Step 3: Find the People Who Care

A place-based project will work best when backed by those who have an interest in the future of the place.

Who—besides you—may care that a place survives? Reaching out to these stakeholders and learning their varied perspectives on a place may foster surprising alliances, attract additional funds and supporters, and ultimately provide resources and open doors that will help you complete the project more effectively and efficiently.

At the very least, reaching out to others who care about this place will help you to determine where others stand on the key issues. You may discover that you have more allies in protecting it than you thought.

Here are some general suggestions for identifying stakeholders:

1. Identify the groups that use the place, have an interest in the place, or would be affected if the place were lost.

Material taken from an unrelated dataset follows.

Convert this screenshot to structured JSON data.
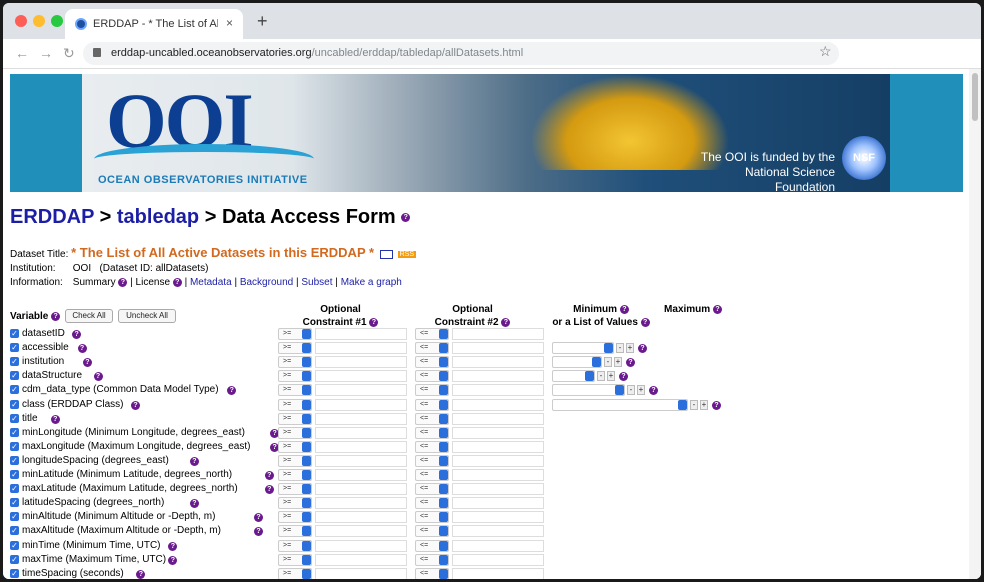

In the case of Nathan's Famous, for instance, this might include:

  • The individuals and families that eat there
  • The people who work there
  • The residents and visitors who use it as a visual landmark
  • Historians of New York City
  • Tourism and economic development professionals

2. Try to be as specific as possible when you identify constituents. General categories (business owners, local activists) are less useful than detailed information (e.g., what kinds of businesses? activists for which constituencies and/or issues?). You may learn that the demographics are more varied than you originally knew.

For instance, you may believe that a particular corner store is of importance to the local Latino community, only to discover that its real relevance, more specifically, is to those community members who are from a particular village in Mexico. Or that the teenagers using a particular park are all skateboarders, for example, or students from a local high school.

3. Public spaces, in particular, can host the activities of multiple groups who barely recognize each other's existence. Cast your net widely.